Jaguar is the king of interaction for the park though. This rare, highly customised Zierer Tivoli layout winds its way absolutely everywhere, in and out of other major coasters, over the heads of guests across many pathways and through its own centrepiece of a pyramid themed station building. Though far from thrilling, I always admire this type of attraction integration and there’s just so much to look at and appreciate as it traverses the layout.
The oldest Schwarzkopf Shuttle Loop still in its original location and my favourite to date for the simple elegance of the launch sequence. I only rode this one in the dark, where two satisfying sequential clunks turned all the station lights out and then accelerated the train off into the night. I’ve said it before and I’ll say it again though, you can only go so far with an oversimplified layout.
This Mack Spinner had the disadvantage of me having already ridden and loved the far more intensely themed indoor edition of the same layout in the UAE. The ride type itself is rather hit and miss as to whether you get a decent spin in the right places and therefore the experience can vary hugely from a tame little family ride to a surprisingly intense thrill coaster. My laps on this one leaned towards the former, but the potential is there. I’ll soon have another version much closer to home to try my luck with again.
And so begins the big four I alluded to above. Sometimes Intamin launch coasters are an invention of wonder and at other times the entire experience hinges on just the acceleration itself. Sadly for me this one falls firmly into the second category, with very little going on outside of some big overbanked turns after the signature top hat also found on lesser layouts. I’ve often said that launches alone don’t do much for me any more and this ride is a prime example of that.
It may be one of the weakest of its type but can we appreciate for a moment how attractive this ride looks. I really wanted to like Silver Bullet, as I do with all B&M Inverts and it even contains some cool and underutilised elements not found on others of the same model to help it stand out from the crowd. Unfortunately it seems to me that the elevated positioning over the walkways led to a rather lacklustre first drop design and the momentum just never really gets going throughout the rest of the layout. It lacks the power and intensity that has become strongly associated with this hardware and though it’s no doubt fun and highly rerideable, I just can’t see past that.

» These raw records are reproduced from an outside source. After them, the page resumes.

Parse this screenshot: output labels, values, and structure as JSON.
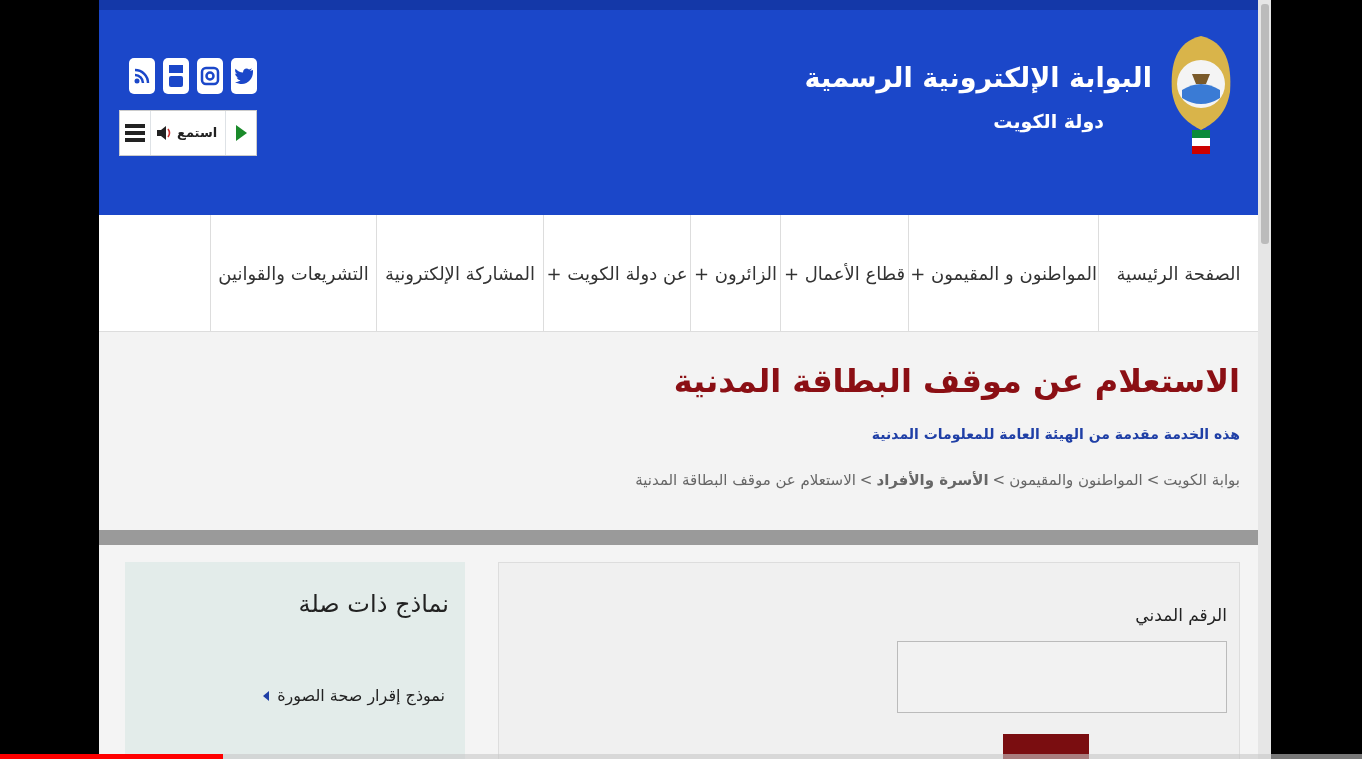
{
  "header": {
    "site_title": "البوابة الإلكترونية الرسمية",
    "site_subtitle": "دولة  الكويت",
    "listen_label": "استمع"
  },
  "nav": [
    {
      "label": "الصفحة الرئيسية"
    },
    {
      "label": "المواطنون و المقيمون +"
    },
    {
      "label": "قطاع الأعمال +"
    },
    {
      "label": "الزائرون +"
    },
    {
      "label": "عن دولة الكويت +"
    },
    {
      "label": "المشاركة الإلكترونية"
    },
    {
      "label": "التشريعات والقوانين"
    }
  ],
  "page": {
    "title": "الاستعلام عن موقف البطاقة المدنية",
    "provider": "هذه الخدمة مقدمة من الهيئة العامة للمعلومات المدنية",
    "breadcrumb_separator": ">",
    "breadcrumb": [
      {
        "label": "بوابة الكويت",
        "bold": false
      },
      {
        "label": "المواطنون والمقيمون",
        "bold": false
      },
      {
        "label": "الأسرة والأفراد",
        "bold": true
      },
      {
        "label": "الاستعلام عن موقف البطاقة المدنية",
        "bold": false
      }
    ]
  },
  "form": {
    "field_label": "الرقم المدني"
  },
  "sidebar": {
    "title": "نماذج ذات صلة",
    "items": [
      {
        "label": "نموذج إقرار صحة الصورة"
      }
    ]
  },
  "video_progress": {
    "level": 0.164
  }
}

I’ve praised my 700th coaster on here a couple of times already and I think I’m managing to fall for it more and more as time goes on. Yet again HangTime looks fantastic but the onboard experience manages to match it this time. That holding brake moment is like nothing else out there and it’s all thanks to the restraints. So many rides around the world could be made better with simple physical details like that and this one stands as a shining example to all.
For all the things I didn’t know about Knott’s Berry Farm before I arrived, this attraction turned into the biggest shock of all. I’d seen the odd account here and there that it was big, rough and a bit past it, then of course heard the news that they closed it for a bit of TLC back in 2015 & 2016. I remained largely sceptical, with the usual fear of bad woodies killing me in the back of my mind.
The sight of new GCI trains for the first time as I walked through the queue was news to me however, as was the layout, which was riding particularly well (on the right side of violent) and contained a huge amount of variety – everything that was right up my street for a wooden coaster. GhostRider was hugely popular at all times of the day and night whenever I visited and understandably so. I only wish I could have become more acquainted with this beast. It’s a winner.